* [Task objective]: Would you reproduce every record exactly, leaving out the pictures?

* [The input]:
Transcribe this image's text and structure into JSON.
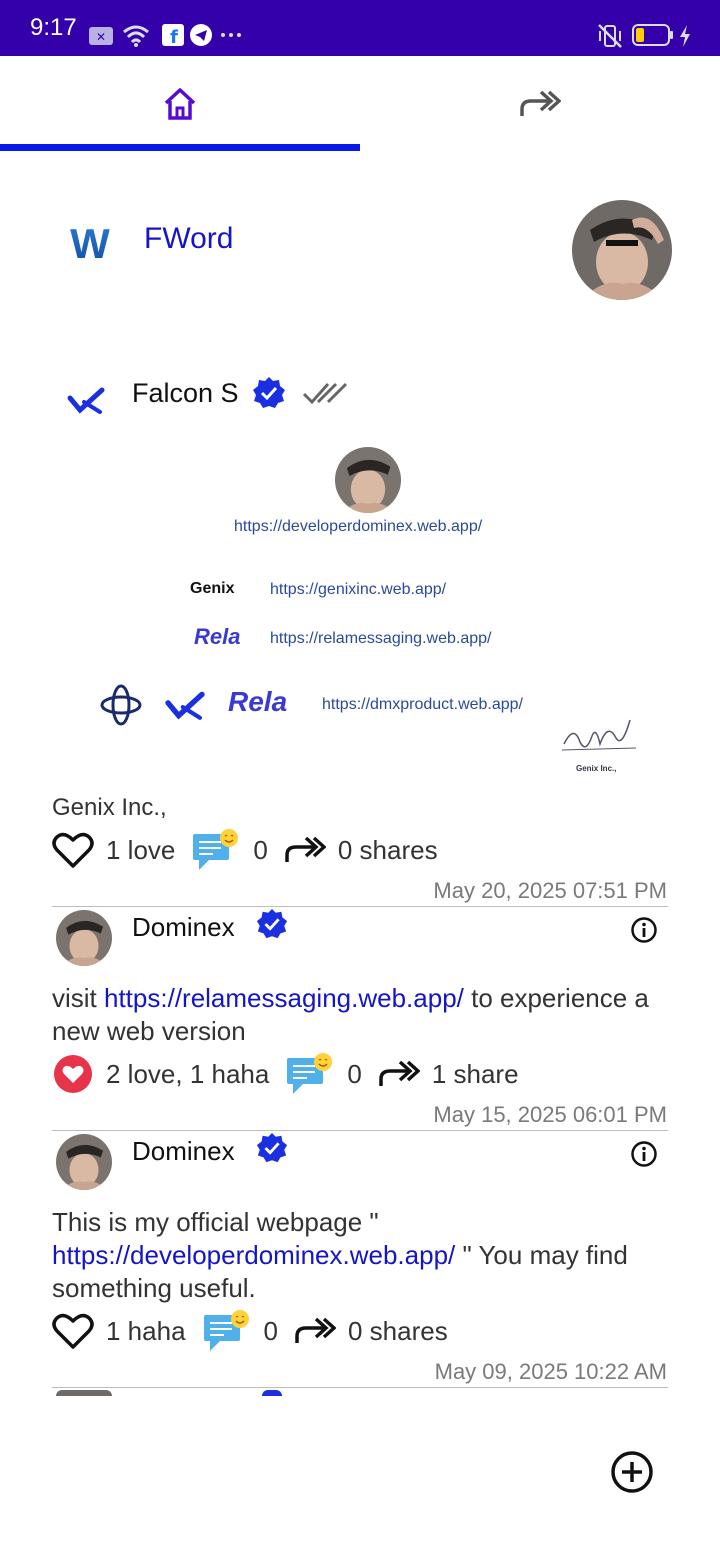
{
  "status_bar": {
    "time": "9:17"
  },
  "tabs": [
    {
      "name": "home",
      "icon": "home-icon",
      "active": true
    },
    {
      "name": "share",
      "icon": "double-arrow-share-icon",
      "active": false
    }
  ],
  "header": {
    "title": "FWord",
    "logo_letter": "W"
  },
  "pinned": {
    "name": "Falcon S",
    "links": {
      "developer": "https://developerdominex.web.app/",
      "genix": "https://genixinc.web.app/",
      "rela": "https://relamessaging.web.app/",
      "dmx": "https://dmxproduct.web.app/"
    },
    "brand_genix": "Genix",
    "brand_rela": "Rela",
    "signature_caption": "Genix Inc.,",
    "author_line": "Genix Inc.,",
    "reactions": "1 love",
    "comments": "0",
    "shares": "0 shares",
    "date": "May 20, 2025 07:51 PM"
  },
  "posts": [
    {
      "author": "Dominex",
      "body_prefix": "visit ",
      "body_link": "https://relamessaging.web.app/",
      "body_suffix": " to experience a new web version",
      "reactions": "2 love, 1 haha",
      "comments": "0",
      "shares": "1 share",
      "date": "May 15, 2025 06:01 PM"
    },
    {
      "author": "Dominex",
      "body_prefix": "This is my official webpage \" ",
      "body_link": "https://developerdominex.web.app/",
      "body_suffix": "  \" You may find something useful.",
      "reactions": "1 haha",
      "comments": "0",
      "shares": "0 shares",
      "date": "May 09, 2025 10:22 AM"
    }
  ],
  "colors": {
    "status_bar": "#3300aa",
    "accent": "#0a1ae6",
    "link": "#1515c8",
    "verified": "#1a2fe0"
  }
}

* [Finished exercise]:
Transcribe this image's text and structure into JSON.
{
  "status_bar": {
    "time": "9:17"
  },
  "tabs": [
    {
      "name": "home",
      "icon": "home-icon",
      "active": true
    },
    {
      "name": "share",
      "icon": "double-arrow-share-icon",
      "active": false
    }
  ],
  "header": {
    "title": "FWord",
    "logo_letter": "W"
  },
  "pinned": {
    "name": "Falcon S",
    "links": {
      "developer": "https://developerdominex.web.app/",
      "genix": "https://genixinc.web.app/",
      "rela": "https://relamessaging.web.app/",
      "dmx": "https://dmxproduct.web.app/"
    },
    "brand_genix": "Genix",
    "brand_rela": "Rela",
    "signature_caption": "Genix Inc.,",
    "author_line": "Genix Inc.,",
    "reactions": "1 love",
    "comments": "0",
    "shares": "0 shares",
    "date": "May 20, 2025 07:51 PM"
  },
  "posts": [
    {
      "author": "Dominex",
      "body_prefix": "visit ",
      "body_link": "https://relamessaging.web.app/",
      "body_suffix": " to experience a new web version",
      "reactions": "2 love, 1 haha",
      "comments": "0",
      "shares": "1 share",
      "date": "May 15, 2025 06:01 PM"
    },
    {
      "author": "Dominex",
      "body_prefix": "This is my official webpage \" ",
      "body_link": "https://developerdominex.web.app/",
      "body_suffix": "  \" You may find something useful.",
      "reactions": "1 haha",
      "comments": "0",
      "shares": "0 shares",
      "date": "May 09, 2025 10:22 AM"
    }
  ],
  "colors": {
    "status_bar": "#3300aa",
    "accent": "#0a1ae6",
    "link": "#1515c8",
    "verified": "#1a2fe0"
  }
}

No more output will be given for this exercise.